Thursday, June 18, 2009
More Spooky Than Ghosts
The reality shows in spite of their wide following are not among my favorites on TV.The extent to which people will go for money however is interesting.In reading an article the other day one part struck as more scarey than the Paranormal.
Ir seems that Ripley's Believe It Or Not with their long time popularity have opened several new Museums.Dividing out the collection of "Oddiities" among them has dwindled their supply.In the article was:

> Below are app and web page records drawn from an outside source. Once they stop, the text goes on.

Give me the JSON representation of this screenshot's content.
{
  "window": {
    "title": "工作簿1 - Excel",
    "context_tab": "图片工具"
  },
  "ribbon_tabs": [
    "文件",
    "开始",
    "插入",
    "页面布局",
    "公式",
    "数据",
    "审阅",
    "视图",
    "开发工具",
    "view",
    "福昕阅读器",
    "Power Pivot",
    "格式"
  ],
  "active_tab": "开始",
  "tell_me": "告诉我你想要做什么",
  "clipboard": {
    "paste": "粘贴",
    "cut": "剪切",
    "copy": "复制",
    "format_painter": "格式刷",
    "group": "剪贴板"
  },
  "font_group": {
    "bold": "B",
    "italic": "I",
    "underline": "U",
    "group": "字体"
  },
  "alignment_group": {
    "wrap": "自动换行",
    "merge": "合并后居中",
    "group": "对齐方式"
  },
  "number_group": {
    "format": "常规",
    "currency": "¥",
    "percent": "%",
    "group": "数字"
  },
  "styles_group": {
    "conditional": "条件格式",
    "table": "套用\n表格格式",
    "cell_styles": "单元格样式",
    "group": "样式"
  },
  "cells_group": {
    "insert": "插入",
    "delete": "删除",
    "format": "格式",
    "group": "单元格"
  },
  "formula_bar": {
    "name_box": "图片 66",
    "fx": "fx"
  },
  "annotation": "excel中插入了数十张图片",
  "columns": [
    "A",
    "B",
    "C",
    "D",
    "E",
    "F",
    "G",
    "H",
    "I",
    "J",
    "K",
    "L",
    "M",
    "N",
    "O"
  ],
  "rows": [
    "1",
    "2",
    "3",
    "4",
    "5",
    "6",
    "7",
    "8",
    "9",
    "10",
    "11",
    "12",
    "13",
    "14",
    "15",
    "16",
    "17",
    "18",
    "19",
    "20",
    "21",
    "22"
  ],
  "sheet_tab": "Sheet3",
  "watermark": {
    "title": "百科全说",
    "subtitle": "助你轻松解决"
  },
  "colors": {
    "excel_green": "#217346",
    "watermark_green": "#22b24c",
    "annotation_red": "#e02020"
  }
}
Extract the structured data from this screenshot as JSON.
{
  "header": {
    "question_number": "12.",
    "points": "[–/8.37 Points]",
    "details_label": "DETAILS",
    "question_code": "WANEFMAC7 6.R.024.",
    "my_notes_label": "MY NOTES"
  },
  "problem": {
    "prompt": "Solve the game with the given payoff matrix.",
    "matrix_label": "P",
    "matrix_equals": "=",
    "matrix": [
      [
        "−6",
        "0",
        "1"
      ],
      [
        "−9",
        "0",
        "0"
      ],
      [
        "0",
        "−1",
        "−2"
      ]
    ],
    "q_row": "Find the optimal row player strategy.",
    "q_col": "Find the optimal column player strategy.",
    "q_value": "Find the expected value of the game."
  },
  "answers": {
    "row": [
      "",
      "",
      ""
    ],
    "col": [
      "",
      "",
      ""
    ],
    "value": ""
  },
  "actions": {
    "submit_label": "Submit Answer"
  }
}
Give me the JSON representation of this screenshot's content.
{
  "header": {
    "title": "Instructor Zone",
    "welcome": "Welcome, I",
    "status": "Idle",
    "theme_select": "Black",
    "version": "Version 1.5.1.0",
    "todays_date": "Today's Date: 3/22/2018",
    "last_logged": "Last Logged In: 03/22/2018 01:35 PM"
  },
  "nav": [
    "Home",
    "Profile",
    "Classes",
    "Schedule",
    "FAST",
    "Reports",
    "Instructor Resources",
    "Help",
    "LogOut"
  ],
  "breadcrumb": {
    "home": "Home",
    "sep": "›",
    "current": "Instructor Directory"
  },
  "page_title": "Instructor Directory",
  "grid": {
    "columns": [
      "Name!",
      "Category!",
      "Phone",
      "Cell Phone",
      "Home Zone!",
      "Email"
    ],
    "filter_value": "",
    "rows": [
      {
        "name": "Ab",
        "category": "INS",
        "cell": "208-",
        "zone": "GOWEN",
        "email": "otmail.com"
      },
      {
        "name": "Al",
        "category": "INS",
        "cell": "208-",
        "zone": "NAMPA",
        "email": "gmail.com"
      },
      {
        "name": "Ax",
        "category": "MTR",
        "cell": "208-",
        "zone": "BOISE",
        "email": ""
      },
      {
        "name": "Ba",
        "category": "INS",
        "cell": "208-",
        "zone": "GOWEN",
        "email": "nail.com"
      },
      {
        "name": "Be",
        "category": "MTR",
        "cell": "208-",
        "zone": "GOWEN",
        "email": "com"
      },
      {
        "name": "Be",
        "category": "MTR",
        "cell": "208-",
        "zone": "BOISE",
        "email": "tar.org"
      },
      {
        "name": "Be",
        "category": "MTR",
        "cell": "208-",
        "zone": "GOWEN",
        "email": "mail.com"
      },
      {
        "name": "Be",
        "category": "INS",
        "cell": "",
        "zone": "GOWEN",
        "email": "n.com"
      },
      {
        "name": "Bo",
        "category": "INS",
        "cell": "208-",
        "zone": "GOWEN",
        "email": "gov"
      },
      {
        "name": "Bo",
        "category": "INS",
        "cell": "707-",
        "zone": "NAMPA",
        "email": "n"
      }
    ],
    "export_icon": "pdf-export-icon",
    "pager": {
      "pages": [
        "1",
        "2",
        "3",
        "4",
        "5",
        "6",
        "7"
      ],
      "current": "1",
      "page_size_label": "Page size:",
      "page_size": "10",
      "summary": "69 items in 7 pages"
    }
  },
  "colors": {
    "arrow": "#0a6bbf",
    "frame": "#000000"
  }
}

"...Consider shrunken heads. Every Ripley's museum must have one, and private collectors still covet them, but so far as experts can tell, no one is still making them. Mr. Meyer says that when he started working in acquisitions at Ripley's 31 years ago, the preserved human heads slightly larger than a fist could be bought for between $500 and $5,000.
"Today, you probably can't buy a fake one for $5,000," he says. A high-quality shrunken head -- one used for authentic tribal purposes, with long hair and decorative elements -- now costs about $50,000.
Outlawed for more than half a century now, ceremonial head shrinking was believed by its practitioners to trap the avenging spirit of a murdered adversary. After killing a foe, the Shuar tribe in a remote area of Ecuador took heads, skinned them, boiled the skin, sewed the skin back up, closed the mouth with wooden pegs, heated the head with rocks and sand, and then smoked it until it was cured. In the early 1900s, heads became currency to buy guns from Western visitors, increasing the practice. A case of head shrinking hasn't been documented for decades.
The heads are popular among a small group of avid collectors who are often willing to pay more than Ripley's.
"You could count the number of players on both hands in this country," says Jay Conrad, a retired roofing contractor in Lakeland, Tenn. He says he bought his first shrunken head in 1983 for $500 and has owned dozens over the years. "I'm interested in the dark side of human behavior," he says."
Wikipedia (source of the picture of a head on display)says
"To block the last spirit from using its powers, they decided to sever their enemies' heads and shrink them. The process also served as a way of warning those enemies. Even with these uses, the owner of the trophy did not keep it for long. Many heads were later used in religious ceremonies and feasts that celebrated the victories of the tribe. Accounts vary as to whether the heads would be discarded or stored. In the late 1800s and early 1900s whites traded shotguns for tsantsas,thus promoting an escalation in inter-tribal warfare.
Since the 1940s, it has been illegal to import shrunken heads into the United States. In 1999, the National Museum of the American Indian repatriated the authentic shrunken heads in its collection to Ecuador. Most other countries have also banned the trade. Currently, replica shrunken heads are manufactured as curios for the tourist trade. These are made from leather and animal hides formed to resemble the originals. Replica shrunken heads, due to their provocative nature, are also popular in the hot rod culture, where they are often seen hanging from rearview mirrors as ornaments."